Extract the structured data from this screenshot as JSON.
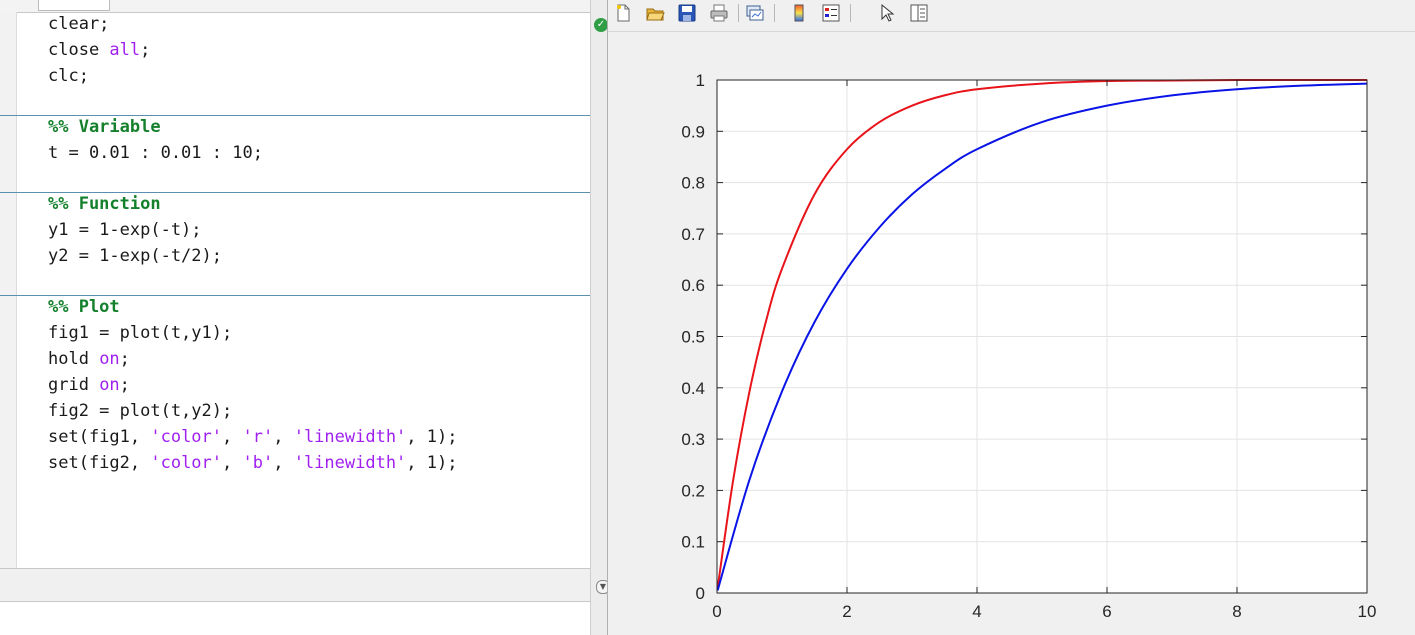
{
  "editor": {
    "lines": {
      "l1": "clear;",
      "l2a": "close ",
      "l2b": "all",
      "l2c": ";",
      "l3": "clc;",
      "l4": "%% Variable",
      "l5": "t = 0.01 : 0.01 : 10;",
      "l6": "%% Function",
      "l7": "y1 = 1-exp(-t);",
      "l8": "y2 = 1-exp(-t/2);",
      "l9": "%% Plot",
      "l10": "fig1 = plot(t,y1);",
      "l11a": "hold ",
      "l11b": "on",
      "l11c": ";",
      "l12a": "grid ",
      "l12b": "on",
      "l12c": ";",
      "l13": "fig2 = plot(t,y2);",
      "l14a": "set(fig1, ",
      "l14b": "'color'",
      "l14c": ", ",
      "l14d": "'r'",
      "l14e": ", ",
      "l14f": "'linewidth'",
      "l14g": ", 1);",
      "l15a": "set(fig2, ",
      "l15b": "'color'",
      "l15c": ", ",
      "l15d": "'b'",
      "l15e": ", ",
      "l15f": "'linewidth'",
      "l15g": ", 1);"
    }
  },
  "figure_toolbar": [
    "new-figure-icon",
    "open-file-icon",
    "save-icon",
    "print-icon",
    "link-plot-icon",
    "colorbar-icon",
    "legend-icon",
    "pointer-icon",
    "property-inspector-icon"
  ],
  "chart_data": {
    "type": "line",
    "title": "",
    "xlabel": "",
    "ylabel": "",
    "xlim": [
      0,
      10
    ],
    "ylim": [
      0,
      1
    ],
    "xticks": [
      "0",
      "2",
      "4",
      "6",
      "8",
      "10"
    ],
    "yticks": [
      "0",
      "0.1",
      "0.2",
      "0.3",
      "0.4",
      "0.5",
      "0.6",
      "0.7",
      "0.8",
      "0.9",
      "1"
    ],
    "grid": true,
    "series": [
      {
        "color": "#e8141a",
        "x": [
          0.01,
          0.25,
          0.5,
          0.75,
          1,
          1.5,
          2,
          2.5,
          3,
          3.5,
          4,
          5,
          6,
          7,
          8,
          9,
          10
        ],
        "y": [
          0.01,
          0.221,
          0.393,
          0.528,
          0.632,
          0.777,
          0.865,
          0.918,
          0.95,
          0.97,
          0.982,
          0.993,
          0.998,
          0.999,
          1.0,
          1.0,
          1.0
        ]
      },
      {
        "color": "#0a14e6",
        "x": [
          0.01,
          0.5,
          1,
          1.5,
          2,
          2.5,
          3,
          3.5,
          4,
          5,
          6,
          7,
          8,
          9,
          10
        ],
        "y": [
          0.005,
          0.221,
          0.393,
          0.528,
          0.632,
          0.713,
          0.777,
          0.826,
          0.865,
          0.918,
          0.95,
          0.97,
          0.982,
          0.989,
          0.993
        ]
      }
    ]
  }
}
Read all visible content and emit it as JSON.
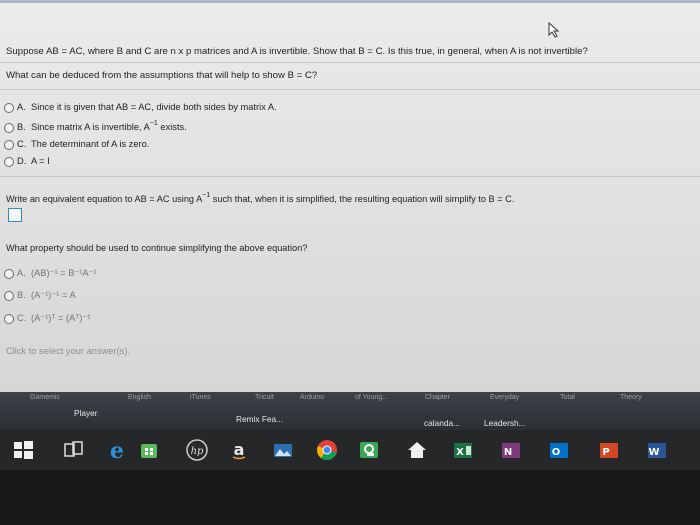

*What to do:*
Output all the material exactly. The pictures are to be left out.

*Answer area:*
Extract the structured data from this screenshot as JSON.
{
  "editor": {
    "lines": {
      "l1": "clear;",
      "l2a": "close ",
      "l2b": "all",
      "l2c": ";",
      "l3": "clc;",
      "l4": "%% Variable",
      "l5": "t = 0.01 : 0.01 : 10;",
      "l6": "%% Function",
      "l7": "y1 = 1-exp(-t);",
      "l8": "y2 = 1-exp(-t/2);",
      "l9": "%% Plot",
      "l10": "fig1 = plot(t,y1);",
      "l11a": "hold ",
      "l11b": "on",
      "l11c": ";",
      "l12a": "grid ",
      "l12b": "on",
      "l12c": ";",
      "l13": "fig2 = plot(t,y2);",
      "l14a": "set(fig1, ",
      "l14b": "'color'",
      "l14c": ", ",
      "l14d": "'r'",
      "l14e": ", ",
      "l14f": "'linewidth'",
      "l14g": ", 1);",
      "l15a": "set(fig2, ",
      "l15b": "'color'",
      "l15c": ", ",
      "l15d": "'b'",
      "l15e": ", ",
      "l15f": "'linewidth'",
      "l15g": ", 1);"
    }
  },
  "figure_toolbar": [
    "new-figure-icon",
    "open-file-icon",
    "save-icon",
    "print-icon",
    "link-plot-icon",
    "colorbar-icon",
    "legend-icon",
    "pointer-icon",
    "property-inspector-icon"
  ],
  "chart_data": {
    "type": "line",
    "title": "",
    "xlabel": "",
    "ylabel": "",
    "xlim": [
      0,
      10
    ],
    "ylim": [
      0,
      1
    ],
    "xticks": [
      "0",
      "2",
      "4",
      "6",
      "8",
      "10"
    ],
    "yticks": [
      "0",
      "0.1",
      "0.2",
      "0.3",
      "0.4",
      "0.5",
      "0.6",
      "0.7",
      "0.8",
      "0.9",
      "1"
    ],
    "grid": true,
    "series": [
      {
        "color": "#e8141a",
        "x": [
          0.01,
          0.25,
          0.5,
          0.75,
          1,
          1.5,
          2,
          2.5,
          3,
          3.5,
          4,
          5,
          6,
          7,
          8,
          9,
          10
        ],
        "y": [
          0.01,
          0.221,
          0.393,
          0.528,
          0.632,
          0.777,
          0.865,
          0.918,
          0.95,
          0.97,
          0.982,
          0.993,
          0.998,
          0.999,
          1.0,
          1.0,
          1.0
        ]
      },
      {
        "color": "#0a14e6",
        "x": [
          0.01,
          0.5,
          1,
          1.5,
          2,
          2.5,
          3,
          3.5,
          4,
          5,
          6,
          7,
          8,
          9,
          10
        ],
        "y": [
          0.005,
          0.221,
          0.393,
          0.528,
          0.632,
          0.713,
          0.777,
          0.826,
          0.865,
          0.918,
          0.95,
          0.97,
          0.982,
          0.989,
          0.993
        ]
      }
    ]
  }
}
Read all visible content and emit it as JSON.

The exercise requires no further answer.